Schedule for Sale: WorkFace Planning for Construction Projects
Reviewed by for Reader Views
The three main factors for each construction project – and actually, for any kind of a project – are quality, cost and time, or as Mr. Ryan calls it in his book, the Schedule (productivity). If you’ve ever been involved in any construction or renovation, you will have to smile when reading the wonderful little example from the introduction to the book:
“A Plumber once summed it up for me by telling me that I could have a project:
Good and Fast, but it won’t be Cheap.
Or Good and Cheap, but it won’t be Fast.
Or Fast and Cheap, but it won’t be Good.”
The author then argues that it is possible to have a project done good, fast and cheap, as long as one focuses on good and fast. This can be achieved by using the WorkFace Planning process, which has been identified as a best practice amongst constructors by the Construction Owners Association of Alberta (COAA) in 2005.
The book guides the readers through the Basic Principles of WorkFace Planning process and provides them with a comprehensive section on Resources. Those two introductory sections are followed by a section on Information Streams, which introduces the structure of information required to support the Resources and help the WorkFace Planners achieve their goals. The last section introduces Total Information Management, with the emphasis on understanding of the process and a glimpse into the WorkFace Planning Software, as well as an interesting “excursion into the future.” For anybody who thinks that everything described in the book sounds impossible, the author concludes his work by an interesting fact that in Uganda it takes 99 people to produce the equivalent of what one person can produce in Canada, a fact that I found both fascinating and chilling.

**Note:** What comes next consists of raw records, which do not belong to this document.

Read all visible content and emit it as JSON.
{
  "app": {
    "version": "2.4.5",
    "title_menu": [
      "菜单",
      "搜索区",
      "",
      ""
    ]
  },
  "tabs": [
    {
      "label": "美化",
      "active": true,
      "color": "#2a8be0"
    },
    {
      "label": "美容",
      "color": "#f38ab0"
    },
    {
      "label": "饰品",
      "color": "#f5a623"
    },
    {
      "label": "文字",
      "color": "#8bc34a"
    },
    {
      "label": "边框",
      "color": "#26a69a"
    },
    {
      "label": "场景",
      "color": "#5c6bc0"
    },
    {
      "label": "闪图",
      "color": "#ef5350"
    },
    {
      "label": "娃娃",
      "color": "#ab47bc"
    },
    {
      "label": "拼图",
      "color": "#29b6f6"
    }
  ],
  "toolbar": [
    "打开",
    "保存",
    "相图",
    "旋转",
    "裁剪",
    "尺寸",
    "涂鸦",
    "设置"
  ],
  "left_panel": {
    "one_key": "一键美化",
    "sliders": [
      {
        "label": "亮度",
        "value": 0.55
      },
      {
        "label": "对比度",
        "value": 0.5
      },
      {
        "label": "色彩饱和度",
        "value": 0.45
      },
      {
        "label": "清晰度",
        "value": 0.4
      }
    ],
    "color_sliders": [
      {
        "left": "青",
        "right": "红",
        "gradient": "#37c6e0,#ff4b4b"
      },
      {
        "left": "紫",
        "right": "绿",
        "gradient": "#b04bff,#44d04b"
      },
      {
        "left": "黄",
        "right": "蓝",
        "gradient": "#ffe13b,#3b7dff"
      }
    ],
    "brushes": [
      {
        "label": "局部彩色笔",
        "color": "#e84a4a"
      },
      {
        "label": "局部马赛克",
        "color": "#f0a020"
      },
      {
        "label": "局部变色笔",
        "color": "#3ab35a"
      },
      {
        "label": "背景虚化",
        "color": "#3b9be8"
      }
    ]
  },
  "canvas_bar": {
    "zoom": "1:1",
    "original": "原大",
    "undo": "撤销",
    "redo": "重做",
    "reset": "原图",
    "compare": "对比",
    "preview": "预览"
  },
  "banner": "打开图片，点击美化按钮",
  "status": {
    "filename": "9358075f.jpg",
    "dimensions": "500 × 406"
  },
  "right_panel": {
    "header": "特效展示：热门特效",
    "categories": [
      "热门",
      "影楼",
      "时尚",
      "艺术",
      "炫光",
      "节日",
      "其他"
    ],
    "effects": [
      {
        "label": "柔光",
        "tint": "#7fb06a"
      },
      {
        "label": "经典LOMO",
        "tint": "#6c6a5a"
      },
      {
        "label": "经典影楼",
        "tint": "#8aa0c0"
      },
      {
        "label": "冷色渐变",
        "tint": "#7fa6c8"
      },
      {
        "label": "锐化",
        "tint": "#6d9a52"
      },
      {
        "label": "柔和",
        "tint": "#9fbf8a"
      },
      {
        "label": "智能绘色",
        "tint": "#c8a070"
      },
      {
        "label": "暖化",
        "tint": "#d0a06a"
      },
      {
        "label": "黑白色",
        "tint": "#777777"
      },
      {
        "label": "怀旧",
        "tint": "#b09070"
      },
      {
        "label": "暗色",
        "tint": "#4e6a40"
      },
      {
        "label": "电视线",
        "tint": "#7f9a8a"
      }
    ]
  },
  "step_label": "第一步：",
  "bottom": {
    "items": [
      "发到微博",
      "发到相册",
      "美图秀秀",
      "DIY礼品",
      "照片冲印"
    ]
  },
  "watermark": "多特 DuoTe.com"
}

Although “Schedule for Sale” by Geoff Ryan seemed to be geared more towards major projects, I have no doubt that reading it and familiarizing oneself with the basic principles and execution of such plans would prove to be beneficial to managers in construction on any level of projects. The book is written in an accessible, no-nonsense style and offers a valuable insight into a well-designed system of project management for construction projects.